We’ve had quite a bit of drama going on with our bluebirds and we’ve been wanting to bring you up to speed. Problem was, we couldn’t even figure it out ourselves! So we didn’t know how to describe it. We still may not know for sure what’s happening, but we can at least try to catch up!
You may remember at the beginning of June, our bluebird pair returned once they were done caring for the babies from their first nesting, and began building a second nest. (See Volume 1 and Volume 2.) They began laying eggs, took a very short break when we installed a new sparrow spooker, then resumed. There were three eggs in the nest.
Then, something changed. When the male and female would approach the nest, they’d engage in a strange sort of squeaking we’d never heard before. It almost seemed like the male was attempting to attract the female to the nestbox, which was strange to us since she had already laid eggs. A few days passed with no new eggs laid, lots of vocalization, and then the male started bringing nesting material OUT of the nestbox. They also seemed to begin “hiding” the existing eggs with nesting material.
Within a day or two, the female started building a new nest over the three eggs. We weren’t sure whether they buried or removed the existing eggs, but she made quick work of creating a brand new nest with the male looking on as usual.
We began wondering whether it was the same female, and after much evaluation we decided it wasn’t. She looked a bit different (paler, with a pointier face) and furthermore she acted different. It’s hard to believe, I know, but birds actually do have personalities, and once you get to know them you also begin to know their habits.
We did think it was the same male bluebird. He has a white spot underneath his tail feathers that we are able to occasionally see in pictures, and we verified this spot. We would also occasionally see one of the babies from the previous clutch, which confused us even more. Would the baby of a different mother still hang around with this new mother (if indeed she was a different female?) We didn’t know.
Fast forward a few days, four new eggs were laid.
The mother even seemed to roost for a day, after the fourth egg was laid, so we thought incubation had begun.
The next morning, I noticed two male bluebirds + one female having a bit of an “argument” outside our kitchen windows. Although I never saw that happen before, I didn’t think much of it until later that morning, when the odd squeaking and dancing began again at the nest box! Within a few hours, the male was removing nesting material, and the female had begun bringing it back.

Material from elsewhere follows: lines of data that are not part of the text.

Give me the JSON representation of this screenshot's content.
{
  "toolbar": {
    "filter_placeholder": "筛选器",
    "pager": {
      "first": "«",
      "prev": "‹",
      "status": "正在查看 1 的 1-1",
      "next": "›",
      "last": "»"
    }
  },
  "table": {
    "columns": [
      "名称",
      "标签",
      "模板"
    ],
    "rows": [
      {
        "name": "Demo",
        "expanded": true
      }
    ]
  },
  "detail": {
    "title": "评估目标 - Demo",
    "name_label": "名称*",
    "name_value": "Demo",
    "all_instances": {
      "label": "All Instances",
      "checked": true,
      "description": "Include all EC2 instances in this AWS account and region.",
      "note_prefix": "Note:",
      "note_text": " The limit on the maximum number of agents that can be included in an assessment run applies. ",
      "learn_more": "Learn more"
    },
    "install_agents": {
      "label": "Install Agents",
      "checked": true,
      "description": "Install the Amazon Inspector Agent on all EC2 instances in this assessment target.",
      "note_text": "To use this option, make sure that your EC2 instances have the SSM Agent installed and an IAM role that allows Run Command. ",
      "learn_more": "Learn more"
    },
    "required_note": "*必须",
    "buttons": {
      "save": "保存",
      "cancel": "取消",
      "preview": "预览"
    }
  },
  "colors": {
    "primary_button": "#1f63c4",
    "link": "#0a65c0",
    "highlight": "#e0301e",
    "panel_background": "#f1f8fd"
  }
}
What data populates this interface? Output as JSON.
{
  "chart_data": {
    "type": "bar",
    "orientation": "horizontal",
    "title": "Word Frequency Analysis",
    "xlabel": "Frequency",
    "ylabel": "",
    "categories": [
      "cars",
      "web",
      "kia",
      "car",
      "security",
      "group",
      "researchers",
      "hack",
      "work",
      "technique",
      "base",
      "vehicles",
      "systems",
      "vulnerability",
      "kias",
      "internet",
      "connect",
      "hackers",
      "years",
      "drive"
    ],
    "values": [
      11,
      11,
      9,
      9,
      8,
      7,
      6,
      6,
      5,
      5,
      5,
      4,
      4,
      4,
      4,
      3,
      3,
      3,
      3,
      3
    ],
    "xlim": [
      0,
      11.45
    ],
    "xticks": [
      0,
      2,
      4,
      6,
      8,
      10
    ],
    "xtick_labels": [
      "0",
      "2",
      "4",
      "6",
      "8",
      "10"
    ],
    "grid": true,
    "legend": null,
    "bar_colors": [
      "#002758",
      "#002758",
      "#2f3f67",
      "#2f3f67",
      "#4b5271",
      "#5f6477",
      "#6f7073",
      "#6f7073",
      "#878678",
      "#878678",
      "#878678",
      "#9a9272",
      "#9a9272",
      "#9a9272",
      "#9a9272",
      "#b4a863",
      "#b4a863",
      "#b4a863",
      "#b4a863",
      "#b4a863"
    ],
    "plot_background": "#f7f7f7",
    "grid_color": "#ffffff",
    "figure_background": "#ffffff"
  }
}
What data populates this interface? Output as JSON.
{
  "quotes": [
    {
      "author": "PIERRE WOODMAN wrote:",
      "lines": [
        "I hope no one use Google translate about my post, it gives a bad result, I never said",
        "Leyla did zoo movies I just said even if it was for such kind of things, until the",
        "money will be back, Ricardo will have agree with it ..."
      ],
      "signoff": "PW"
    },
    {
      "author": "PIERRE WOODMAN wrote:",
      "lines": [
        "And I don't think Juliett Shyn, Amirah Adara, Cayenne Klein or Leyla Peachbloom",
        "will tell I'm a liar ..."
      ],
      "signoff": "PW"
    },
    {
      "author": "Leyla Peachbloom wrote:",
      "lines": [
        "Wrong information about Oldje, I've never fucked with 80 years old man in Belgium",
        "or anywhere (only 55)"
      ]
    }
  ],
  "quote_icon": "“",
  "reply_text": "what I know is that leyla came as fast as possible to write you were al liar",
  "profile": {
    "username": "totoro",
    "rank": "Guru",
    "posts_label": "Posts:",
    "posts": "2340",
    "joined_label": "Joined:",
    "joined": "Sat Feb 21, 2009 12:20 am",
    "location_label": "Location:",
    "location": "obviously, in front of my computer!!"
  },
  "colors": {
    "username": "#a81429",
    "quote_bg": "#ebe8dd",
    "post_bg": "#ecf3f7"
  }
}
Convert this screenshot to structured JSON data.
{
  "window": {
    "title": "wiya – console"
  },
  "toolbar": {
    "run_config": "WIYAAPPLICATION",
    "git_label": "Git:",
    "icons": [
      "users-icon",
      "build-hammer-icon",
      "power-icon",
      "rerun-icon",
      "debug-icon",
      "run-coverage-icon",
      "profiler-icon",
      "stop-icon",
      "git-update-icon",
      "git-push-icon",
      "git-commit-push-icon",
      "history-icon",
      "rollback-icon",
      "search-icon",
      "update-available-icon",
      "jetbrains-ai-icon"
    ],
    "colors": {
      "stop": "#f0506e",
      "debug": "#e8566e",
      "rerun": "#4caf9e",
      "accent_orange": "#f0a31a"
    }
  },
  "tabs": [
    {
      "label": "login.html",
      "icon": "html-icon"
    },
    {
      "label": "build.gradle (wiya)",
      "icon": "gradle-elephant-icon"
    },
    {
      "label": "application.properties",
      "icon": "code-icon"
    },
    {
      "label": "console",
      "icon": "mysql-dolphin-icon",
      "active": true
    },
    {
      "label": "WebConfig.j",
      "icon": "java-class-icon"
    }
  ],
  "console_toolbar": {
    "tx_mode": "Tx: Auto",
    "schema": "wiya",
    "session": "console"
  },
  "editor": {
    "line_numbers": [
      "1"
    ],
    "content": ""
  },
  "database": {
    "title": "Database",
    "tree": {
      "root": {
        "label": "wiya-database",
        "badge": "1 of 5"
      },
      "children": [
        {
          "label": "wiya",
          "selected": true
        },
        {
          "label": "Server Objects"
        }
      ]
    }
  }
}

Again!
That night we took a peek in the nest box. The four eggs had changed to three. We weren’t sure if the missing egg was buried or removed.
By the end of the next day, the remaining three eggs had been buried or removed. The female was hard at work on a new nest over the old one. It seemed to be the same female that had just laid the previous four eggs (not the same as the original mother from the first clutch.) But by this time we really couldn’t tell. We were very confused.
The newest round of nest building continued for a few days. And look what we found today:
You may notice the nest is very high, but they’ve fashioned a very deep cup.
We don’t know what to expect. We don’t know if they are the same birds, or different birds. We’re convinced the female is not the same as the first mother, but it seems to be the same as the bird who laid the interim four eggs. But, we really don’t know. We are very curious about what will happen next. We expect the egg laying to continue, but what then? Another nest on top? We sure hope not! Pretty soon the babies will be able to walk right out of the hole!
Stay tuned, we’ll keep you as up-to-date as possible so you can follow the drama right along with us! Thanks for hanging in there with us!